Task directions
A faithful copy of the data is what is wanted, minus any pictures.

[[ Extracted information, beginning ]]

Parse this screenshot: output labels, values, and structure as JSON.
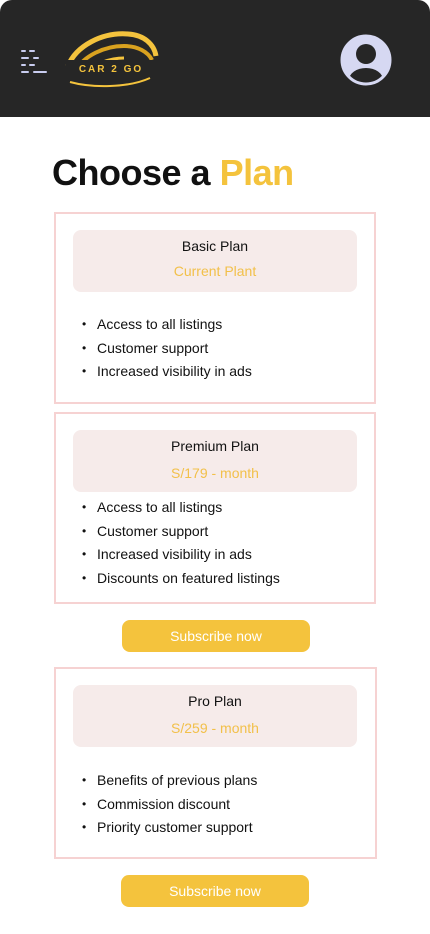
{
  "header": {
    "logo_text": "CAR 2 GO"
  },
  "page": {
    "title_main": "Choose a",
    "title_accent": "Plan"
  },
  "plans": [
    {
      "name": "Basic Plan",
      "price": "Current Plant",
      "features": [
        "Access to all listings",
        "Customer support",
        "Increased visibility in ads"
      ]
    },
    {
      "name": "Premium Plan",
      "price": "S/179 - month",
      "features": [
        "Access to all listings",
        "Customer support",
        "Increased visibility in ads",
        "Discounts on featured listings"
      ],
      "button_label": "Subscribe now"
    },
    {
      "name": "Pro Plan",
      "price": "S/259 - month",
      "features": [
        "Benefits of previous plans",
        "Commission discount",
        "Priority customer support"
      ],
      "button_label": "Subscribe now"
    }
  ],
  "colors": {
    "accent": "#f4c33d",
    "header_bg": "#262626",
    "card_border": "#f6d2d2",
    "card_head_bg": "#f6ebea",
    "avatar": "#d6d8f2"
  },
  "icons": {
    "menu": "menu-icon",
    "avatar": "user-avatar-icon"
  }
}
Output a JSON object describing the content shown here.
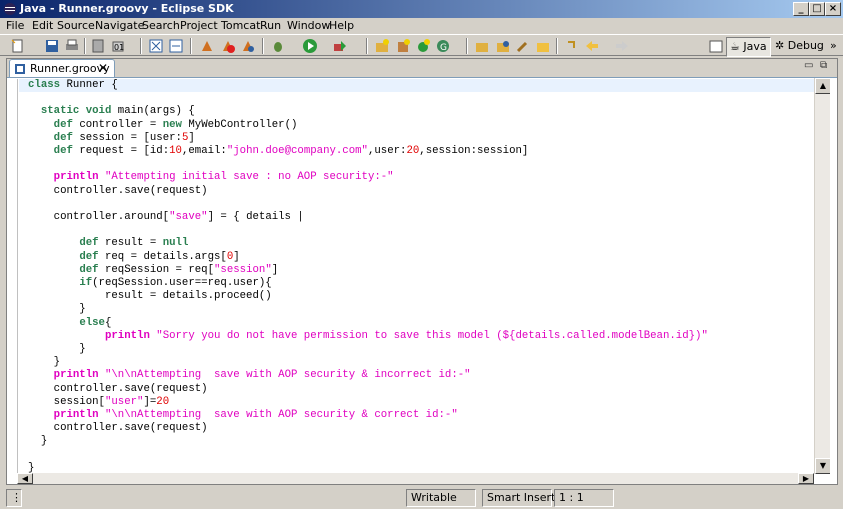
{
  "window": {
    "title": "Java - Runner.groovy - Eclipse SDK",
    "buttons": {
      "minimize": "_",
      "maximize": "□",
      "close": "×"
    }
  },
  "menu": [
    {
      "label": "File"
    },
    {
      "label": "Edit"
    },
    {
      "label": "Source"
    },
    {
      "label": "Navigate"
    },
    {
      "label": "Search"
    },
    {
      "label": "Project"
    },
    {
      "label": "Tomcat"
    },
    {
      "label": "Run"
    },
    {
      "label": "Window"
    },
    {
      "label": "Help"
    }
  ],
  "perspectives": {
    "java": "Java",
    "debug": "Debug",
    "more": "»"
  },
  "editor": {
    "tab_title": "Runner.groovy",
    "tab_close": "✕",
    "code_lines": [
      "class Runner {",
      "",
      "  static void main(args) {",
      "    def controller = new MyWebController()",
      "    def session = [user:5]",
      "    def request = [id:10,email:\"john.doe@company.com\",user:20,session:session]",
      "",
      "    println \"Attempting initial save : no AOP security:-\"",
      "    controller.save(request)",
      "",
      "    controller.around[\"save\"] = { details |",
      "",
      "        def result = null",
      "        def req = details.args[0]",
      "        def reqSession = req[\"session\"]",
      "        if(reqSession.user==req.user){",
      "            result = details.proceed()",
      "        }",
      "        else{",
      "            println \"Sorry you do not have permission to save this model (${details.called.modelBean.id})\"",
      "        }",
      "    }",
      "    println \"\\n\\nAttempting  save with AOP security & incorrect id:-\"",
      "    controller.save(request)",
      "    session[\"user\"]=20",
      "    println \"\\n\\nAttempting  save with AOP security & correct id:-\"",
      "    controller.save(request)",
      "  }",
      "",
      "}"
    ]
  },
  "status": {
    "writable": "Writable",
    "insert_mode": "Smart Insert",
    "position": "1 : 1"
  },
  "colors": {
    "keyword": "#2a7f50",
    "string": "#e000c0",
    "number": "#e00000",
    "title_gradient_start": "#0a246a"
  }
}
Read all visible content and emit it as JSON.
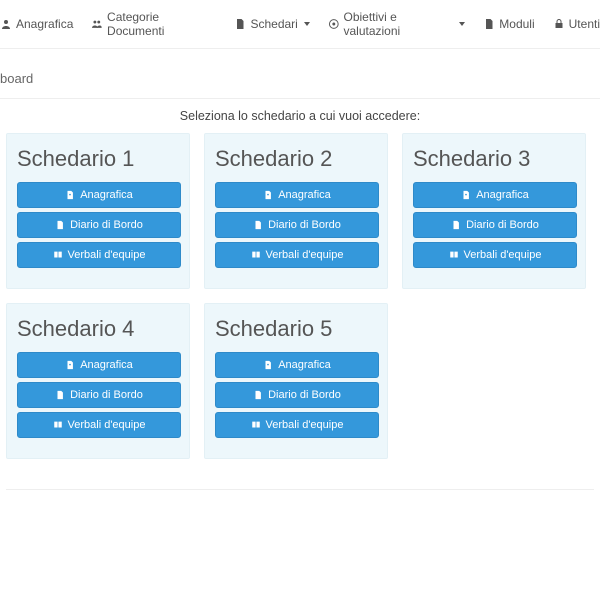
{
  "nav": {
    "anagrafica": "Anagrafica",
    "categorie": "Categorie Documenti",
    "schedari": "Schedari",
    "obiettivi": "Obiettivi e valutazioni",
    "moduli": "Moduli",
    "utenti": "Utenti"
  },
  "breadcrumb": "board",
  "instruction": "Seleziona lo schedario a cui vuoi accedere:",
  "buttons": {
    "anagrafica": "Anagrafica",
    "diario": "Diario di Bordo",
    "verbali": "Verbali d'equipe"
  },
  "cards": [
    {
      "title": "Schedario 1"
    },
    {
      "title": "Schedario 2"
    },
    {
      "title": "Schedario 3"
    },
    {
      "title": "Schedario 4"
    },
    {
      "title": "Schedario 5"
    }
  ]
}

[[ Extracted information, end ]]

Exercise response
Parse this screenshot: output labels, values, and structure as JSON.
{
  "header": {
    "logo_text": "CAR 2 GO"
  },
  "page": {
    "title_main": "Choose a",
    "title_accent": "Plan"
  },
  "plans": [
    {
      "name": "Basic Plan",
      "price": "Current Plant",
      "features": [
        "Access to all listings",
        "Customer support",
        "Increased visibility in ads"
      ]
    },
    {
      "name": "Premium Plan",
      "price": "S/179 - month",
      "features": [
        "Access to all listings",
        "Customer support",
        "Increased visibility in ads",
        "Discounts on featured listings"
      ],
      "button_label": "Subscribe now"
    },
    {
      "name": "Pro Plan",
      "price": "S/259 - month",
      "features": [
        "Benefits of previous plans",
        "Commission discount",
        "Priority customer support"
      ],
      "button_label": "Subscribe now"
    }
  ],
  "colors": {
    "accent": "#f4c33d",
    "header_bg": "#262626",
    "card_border": "#f6d2d2",
    "card_head_bg": "#f6ebea",
    "avatar": "#d6d8f2"
  },
  "icons": {
    "menu": "menu-icon",
    "avatar": "user-avatar-icon"
  }
}
Output a JSON object describing the content shown here.
{
  "window": {
    "title": "Java - Runner.groovy - Eclipse SDK",
    "buttons": {
      "minimize": "_",
      "maximize": "□",
      "close": "×"
    }
  },
  "menu": [
    {
      "label": "File"
    },
    {
      "label": "Edit"
    },
    {
      "label": "Source"
    },
    {
      "label": "Navigate"
    },
    {
      "label": "Search"
    },
    {
      "label": "Project"
    },
    {
      "label": "Tomcat"
    },
    {
      "label": "Run"
    },
    {
      "label": "Window"
    },
    {
      "label": "Help"
    }
  ],
  "perspectives": {
    "java": "Java",
    "debug": "Debug",
    "more": "»"
  },
  "editor": {
    "tab_title": "Runner.groovy",
    "tab_close": "✕",
    "code_lines": [
      "class Runner {",
      "",
      "  static void main(args) {",
      "    def controller = new MyWebController()",
      "    def session = [user:5]",
      "    def request = [id:10,email:\"john.doe@company.com\",user:20,session:session]",
      "",
      "    println \"Attempting initial save : no AOP security:-\"",
      "    controller.save(request)",
      "",
      "    controller.around[\"save\"] = { details |",
      "",
      "        def result = null",
      "        def req = details.args[0]",
      "        def reqSession = req[\"session\"]",
      "        if(reqSession.user==req.user){",
      "            result = details.proceed()",
      "        }",
      "        else{",
      "            println \"Sorry you do not have permission to save this model (${details.called.modelBean.id})\"",
      "        }",
      "    }",
      "    println \"\\n\\nAttempting  save with AOP security & incorrect id:-\"",
      "    controller.save(request)",
      "    session[\"user\"]=20",
      "    println \"\\n\\nAttempting  save with AOP security & correct id:-\"",
      "    controller.save(request)",
      "  }",
      "",
      "}"
    ]
  },
  "status": {
    "writable": "Writable",
    "insert_mode": "Smart Insert",
    "position": "1 : 1"
  },
  "colors": {
    "keyword": "#2a7f50",
    "string": "#e000c0",
    "number": "#e00000",
    "title_gradient_start": "#0a246a"
  }
}
Read all visible content and emit it as JSON.
{
  "nav": {
    "anagrafica": "Anagrafica",
    "categorie": "Categorie Documenti",
    "schedari": "Schedari",
    "obiettivi": "Obiettivi e valutazioni",
    "moduli": "Moduli",
    "utenti": "Utenti"
  },
  "breadcrumb": "board",
  "instruction": "Seleziona lo schedario a cui vuoi accedere:",
  "buttons": {
    "anagrafica": "Anagrafica",
    "diario": "Diario di Bordo",
    "verbali": "Verbali d'equipe"
  },
  "cards": [
    {
      "title": "Schedario 1"
    },
    {
      "title": "Schedario 2"
    },
    {
      "title": "Schedario 3"
    },
    {
      "title": "Schedario 4"
    },
    {
      "title": "Schedario 5"
    }
  ]
}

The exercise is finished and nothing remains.